WHAT TO WORK ON: Return a faithful copy of all the entries, omitting the images.

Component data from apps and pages
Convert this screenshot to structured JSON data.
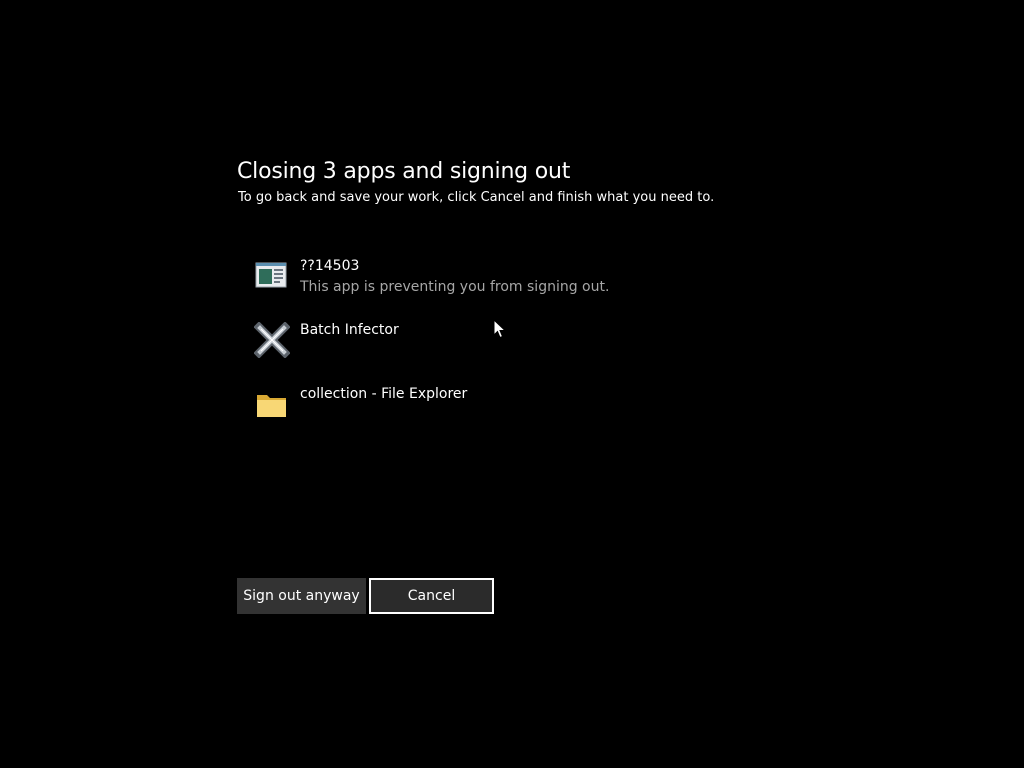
{
  "dialog": {
    "title": "Closing 3 apps and signing out",
    "subtitle": "To go back and save your work, click Cancel and finish what you need to."
  },
  "apps": [
    {
      "name": "??14503",
      "status": "This app is preventing you from signing out.",
      "icon": "app-window-icon"
    },
    {
      "name": "Batch Infector",
      "status": "",
      "icon": "batch-infector-icon"
    },
    {
      "name": "collection - File Explorer",
      "status": "",
      "icon": "folder-icon"
    }
  ],
  "buttons": {
    "sign_out_anyway": "Sign out anyway",
    "cancel": "Cancel"
  },
  "colors": {
    "background": "#000000",
    "text": "#ffffff",
    "status_text": "#a6a6a6",
    "button_bg": "#333333",
    "folder": "#f8d775"
  }
}
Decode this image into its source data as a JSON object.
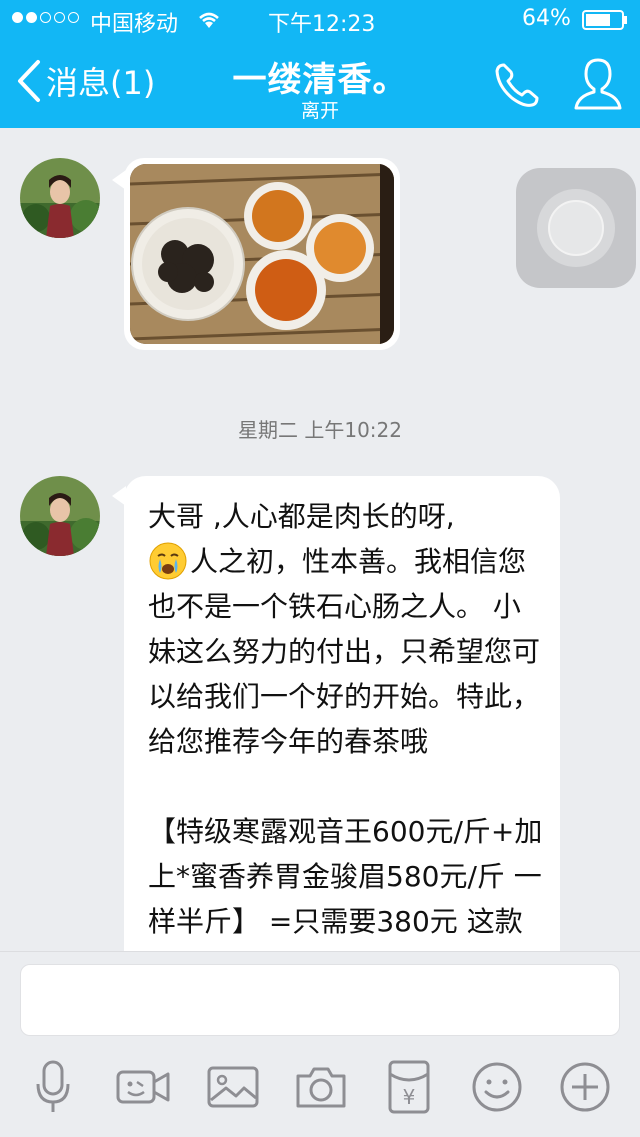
{
  "status_bar": {
    "carrier": "中国移动",
    "time": "下午12:23",
    "battery": "64%",
    "signal_bars": 2
  },
  "nav": {
    "back_label": "消息(1)",
    "title": "一缕清香。",
    "subtitle": "离开"
  },
  "chat": {
    "timestamp": "星期二 上午10:22",
    "message_pre_emoji": "大哥 ,人心都是肉长的呀,",
    "message_post_emoji": "人之初，性本善。我相信您也不是一个铁石心肠之人。 小妹这么努力的付出，只希望您可以给我们一个好的开始。特此，给您推荐今年的春茶哦",
    "message_para2": "【特级寒露观音王600元/斤+加上*蜜香养胃金骏眉580元/斤 一样半斤】 =只需要380元 这款组合对养胃"
  },
  "input": {
    "placeholder": ""
  },
  "toolbar": {
    "icons": [
      "microphone-icon",
      "video-icon",
      "image-icon",
      "camera-icon",
      "red-packet-icon",
      "emoji-icon",
      "plus-icon"
    ],
    "red_packet_symbol": "¥"
  },
  "colors": {
    "accent": "#12b7f5",
    "background": "#ebedf0",
    "icon_gray": "#8e8e93"
  }
}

RESULT FOR THIS EXERCISE:
Convert this screenshot to structured JSON data.
{
  "dialog": {
    "title": "Closing 3 apps and signing out",
    "subtitle": "To go back and save your work, click Cancel and finish what you need to."
  },
  "apps": [
    {
      "name": "??14503",
      "status": "This app is preventing you from signing out.",
      "icon": "app-window-icon"
    },
    {
      "name": "Batch Infector",
      "status": "",
      "icon": "batch-infector-icon"
    },
    {
      "name": "collection - File Explorer",
      "status": "",
      "icon": "folder-icon"
    }
  ],
  "buttons": {
    "sign_out_anyway": "Sign out anyway",
    "cancel": "Cancel"
  },
  "colors": {
    "background": "#000000",
    "text": "#ffffff",
    "status_text": "#a6a6a6",
    "button_bg": "#333333",
    "folder": "#f8d775"
  }
}
Decode this image into its source data as a JSON object.
{
  "status_bar": {
    "carrier": "中国移动",
    "time": "下午12:23",
    "battery": "64%",
    "signal_bars": 2
  },
  "nav": {
    "back_label": "消息(1)",
    "title": "一缕清香。",
    "subtitle": "离开"
  },
  "chat": {
    "timestamp": "星期二 上午10:22",
    "message_pre_emoji": "大哥 ,人心都是肉长的呀,",
    "message_post_emoji": "人之初，性本善。我相信您也不是一个铁石心肠之人。 小妹这么努力的付出，只希望您可以给我们一个好的开始。特此，给您推荐今年的春茶哦",
    "message_para2": "【特级寒露观音王600元/斤+加上*蜜香养胃金骏眉580元/斤 一样半斤】 =只需要380元 这款组合对养胃"
  },
  "input": {
    "placeholder": ""
  },
  "toolbar": {
    "icons": [
      "microphone-icon",
      "video-icon",
      "image-icon",
      "camera-icon",
      "red-packet-icon",
      "emoji-icon",
      "plus-icon"
    ],
    "red_packet_symbol": "¥"
  },
  "colors": {
    "accent": "#12b7f5",
    "background": "#ebedf0",
    "icon_gray": "#8e8e93"
  }
}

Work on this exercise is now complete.